Items from an interface collection:
--------

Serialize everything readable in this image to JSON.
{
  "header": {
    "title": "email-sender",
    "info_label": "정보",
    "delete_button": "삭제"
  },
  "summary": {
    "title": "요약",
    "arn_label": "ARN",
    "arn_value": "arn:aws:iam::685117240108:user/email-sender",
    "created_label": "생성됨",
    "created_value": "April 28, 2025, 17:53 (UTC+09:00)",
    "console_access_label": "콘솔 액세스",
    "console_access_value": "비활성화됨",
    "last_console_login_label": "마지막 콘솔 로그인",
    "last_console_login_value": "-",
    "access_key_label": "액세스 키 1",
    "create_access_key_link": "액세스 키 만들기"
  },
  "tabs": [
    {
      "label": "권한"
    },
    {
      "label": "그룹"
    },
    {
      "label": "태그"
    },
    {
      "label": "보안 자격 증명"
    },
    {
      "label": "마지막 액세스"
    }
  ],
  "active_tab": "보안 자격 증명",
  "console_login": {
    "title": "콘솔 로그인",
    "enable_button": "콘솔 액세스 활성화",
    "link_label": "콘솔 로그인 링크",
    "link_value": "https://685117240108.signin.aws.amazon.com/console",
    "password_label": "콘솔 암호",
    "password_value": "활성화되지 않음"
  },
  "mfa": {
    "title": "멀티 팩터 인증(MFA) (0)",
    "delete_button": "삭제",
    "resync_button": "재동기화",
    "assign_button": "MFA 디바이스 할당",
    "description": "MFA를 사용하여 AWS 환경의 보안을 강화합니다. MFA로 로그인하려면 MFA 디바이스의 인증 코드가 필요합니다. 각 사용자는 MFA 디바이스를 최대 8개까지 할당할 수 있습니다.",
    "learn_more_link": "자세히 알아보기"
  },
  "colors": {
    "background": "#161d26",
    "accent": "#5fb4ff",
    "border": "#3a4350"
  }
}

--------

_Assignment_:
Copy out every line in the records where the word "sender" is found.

_Problem solution_:
    "title": "email-sender",
    "arn_value": "arn:aws:iam::685117240108:user/email-sender",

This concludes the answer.